Recently an article in the New York Times dated January 25, 2010 caught my attention; the title – “Insurer Steps Up Fight to Control Health Care Cost”. With regard to this publication, I state as President Obama did in his healthcare speech late last year, “that this issue must be resolved before healthcare can be delivered with the primary objective of providing the best possible care available, directly to patients.”
Increasingly, in my office practice the single most pervasive and negative factor each day are the therapeutic restrictions imposed by insurance carriers. In my personal opinion, patients are entitled to the best care available for any particular problem. This should be the basic platform of quality healthcare, yet insurance carriers have become increasingly obstructive in allowing this process to take its course. If the proposed mode of treatment is not covered, permission to initiate treatment is invariably delayed. Consequently, the healing process is prolonged, is generally less effective, the condition may become chronic and the cost of care is substantially increased. Currently, my office requires one full-time secretary to assist patients in attempting to resolve these issues in order to permit the initiation of proper treatment.
For example – just 3 weeks ago, a patient presented on a Saturday morning having sustained a severe skiing injury to the right shoulder on the previous day. At the resort where this occurred, an X-ray had been taken and interpreted as being normal. The patient was provided with analgesics and a sling and was sent home. On the Saturday morning following the injury of the previous day, the patient presented at our clinic in acute distress. Over the next 3 weeks, 12 laser therapy sessions were administered. This resulted in complete resolution of the problem.
An orthopedic consult, requested initially, has still not reached the head of the waiting line. An MRI performed 2 weeks after treatment had been initiated, reported the presence of a Hill-Sachs fracture and extensive ligamentous and other soft tissue damage.
If the parents of this 15 year old boy had not been willing to short-circuit the system, institution of therapy would have been delayed, the course of treatment prolonged with undoubtedly a less than an optimal outcome. This is a clear-cut example where early treatment consistently applied and monitored can achieve an optimal result, devoid of any other considerations. It has still not been determined whether there is insurance coverage although both parents are high level professionals and are “supposedly” covered by several insurance policies. Incidentally, the patient has made a complete recovery, including a normal pain-free range of motion of the left shoulder, while the insurance battle rages on.

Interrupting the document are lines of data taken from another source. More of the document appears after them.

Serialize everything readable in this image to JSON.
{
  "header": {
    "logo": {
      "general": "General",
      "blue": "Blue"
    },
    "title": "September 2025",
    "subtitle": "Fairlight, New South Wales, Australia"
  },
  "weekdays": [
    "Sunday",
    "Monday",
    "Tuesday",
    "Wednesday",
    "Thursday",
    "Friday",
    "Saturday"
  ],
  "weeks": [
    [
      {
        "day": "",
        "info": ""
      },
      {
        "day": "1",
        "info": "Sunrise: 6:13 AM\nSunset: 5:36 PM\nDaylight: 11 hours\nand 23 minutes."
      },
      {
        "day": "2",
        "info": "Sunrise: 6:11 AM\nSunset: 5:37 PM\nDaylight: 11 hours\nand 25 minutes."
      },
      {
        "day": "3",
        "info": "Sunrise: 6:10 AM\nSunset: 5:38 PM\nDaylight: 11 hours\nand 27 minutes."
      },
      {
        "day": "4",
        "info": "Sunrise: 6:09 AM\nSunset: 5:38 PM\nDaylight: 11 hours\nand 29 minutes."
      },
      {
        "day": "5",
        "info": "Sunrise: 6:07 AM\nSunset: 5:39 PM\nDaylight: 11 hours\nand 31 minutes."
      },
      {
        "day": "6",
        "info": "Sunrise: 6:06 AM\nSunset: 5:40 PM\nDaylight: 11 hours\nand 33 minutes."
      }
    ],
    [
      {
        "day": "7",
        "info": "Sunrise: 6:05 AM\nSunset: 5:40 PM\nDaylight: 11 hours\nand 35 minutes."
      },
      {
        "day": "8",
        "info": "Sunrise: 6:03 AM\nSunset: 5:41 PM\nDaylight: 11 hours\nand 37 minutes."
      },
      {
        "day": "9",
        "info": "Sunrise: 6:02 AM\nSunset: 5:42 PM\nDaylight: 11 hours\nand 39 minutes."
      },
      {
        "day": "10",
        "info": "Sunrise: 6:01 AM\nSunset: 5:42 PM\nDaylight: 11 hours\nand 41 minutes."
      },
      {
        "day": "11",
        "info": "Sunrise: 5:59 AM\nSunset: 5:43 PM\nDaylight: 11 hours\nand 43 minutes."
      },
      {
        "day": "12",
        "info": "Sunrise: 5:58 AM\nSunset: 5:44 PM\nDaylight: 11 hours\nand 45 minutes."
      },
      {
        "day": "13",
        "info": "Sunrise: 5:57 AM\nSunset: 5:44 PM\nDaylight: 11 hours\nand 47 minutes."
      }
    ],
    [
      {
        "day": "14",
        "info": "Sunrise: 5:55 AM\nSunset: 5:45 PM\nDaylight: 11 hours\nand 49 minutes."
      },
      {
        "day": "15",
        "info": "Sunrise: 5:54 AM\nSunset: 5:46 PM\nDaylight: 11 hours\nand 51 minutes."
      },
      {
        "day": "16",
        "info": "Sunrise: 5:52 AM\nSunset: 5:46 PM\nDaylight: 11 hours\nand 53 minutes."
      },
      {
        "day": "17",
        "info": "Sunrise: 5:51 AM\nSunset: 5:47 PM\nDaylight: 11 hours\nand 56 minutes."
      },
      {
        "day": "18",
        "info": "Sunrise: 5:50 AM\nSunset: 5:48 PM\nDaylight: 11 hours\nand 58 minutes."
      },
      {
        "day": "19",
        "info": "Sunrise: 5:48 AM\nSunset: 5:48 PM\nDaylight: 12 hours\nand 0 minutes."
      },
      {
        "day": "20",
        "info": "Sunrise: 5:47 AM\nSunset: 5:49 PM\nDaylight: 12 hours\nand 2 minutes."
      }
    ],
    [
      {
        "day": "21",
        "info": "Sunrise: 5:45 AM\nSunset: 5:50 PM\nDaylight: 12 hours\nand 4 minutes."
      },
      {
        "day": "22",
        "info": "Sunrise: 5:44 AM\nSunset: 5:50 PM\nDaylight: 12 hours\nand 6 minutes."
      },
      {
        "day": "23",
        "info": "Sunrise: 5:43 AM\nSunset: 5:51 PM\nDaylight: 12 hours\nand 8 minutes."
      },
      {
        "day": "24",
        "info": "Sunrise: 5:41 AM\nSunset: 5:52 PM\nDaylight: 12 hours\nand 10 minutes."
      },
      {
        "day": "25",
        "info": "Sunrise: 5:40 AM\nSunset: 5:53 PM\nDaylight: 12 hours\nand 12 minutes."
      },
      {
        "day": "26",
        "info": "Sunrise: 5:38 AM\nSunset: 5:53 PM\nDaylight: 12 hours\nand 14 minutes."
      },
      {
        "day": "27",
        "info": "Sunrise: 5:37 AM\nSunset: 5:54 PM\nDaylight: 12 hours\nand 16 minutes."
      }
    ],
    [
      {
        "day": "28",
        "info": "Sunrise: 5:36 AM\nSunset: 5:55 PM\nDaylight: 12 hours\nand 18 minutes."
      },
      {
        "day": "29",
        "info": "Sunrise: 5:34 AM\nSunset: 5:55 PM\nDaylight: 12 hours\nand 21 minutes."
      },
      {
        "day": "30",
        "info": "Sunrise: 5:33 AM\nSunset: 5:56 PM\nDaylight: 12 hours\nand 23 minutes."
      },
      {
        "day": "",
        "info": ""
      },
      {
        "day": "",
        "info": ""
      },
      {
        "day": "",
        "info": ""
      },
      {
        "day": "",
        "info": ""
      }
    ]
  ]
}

The hours of secretarial time wasted on paperwork and telephone calls required in order to stimulate carriers to honour their obligation is becoming increasingly complex and invasive. As we all know from personal experience insurance companies and their sales minions are happy to sell policies and collect premiums. Their glowing ads promise security, unlimited benefits and infiltrate the media at all levels. At the same time, the series of hurdles imposed on the way to compensation is becoming insurmountable. These imposed economics overshadow the need for both urgent and high quality care, which should be the primary concern. The result – an impasse in the delivery of healthcare, strangled by carriers primarily interested in profit margins. The ramifications of this state of affairs are negative from every perspective, particularly when an immediate and positive approach is so essential. No one appears to be pro-active in the struggle to correct these deficiencies, which play a major role in the breakdown of healthcare delivery systems. Before we can continue to move forward in a positive manner, this impediment must be removed.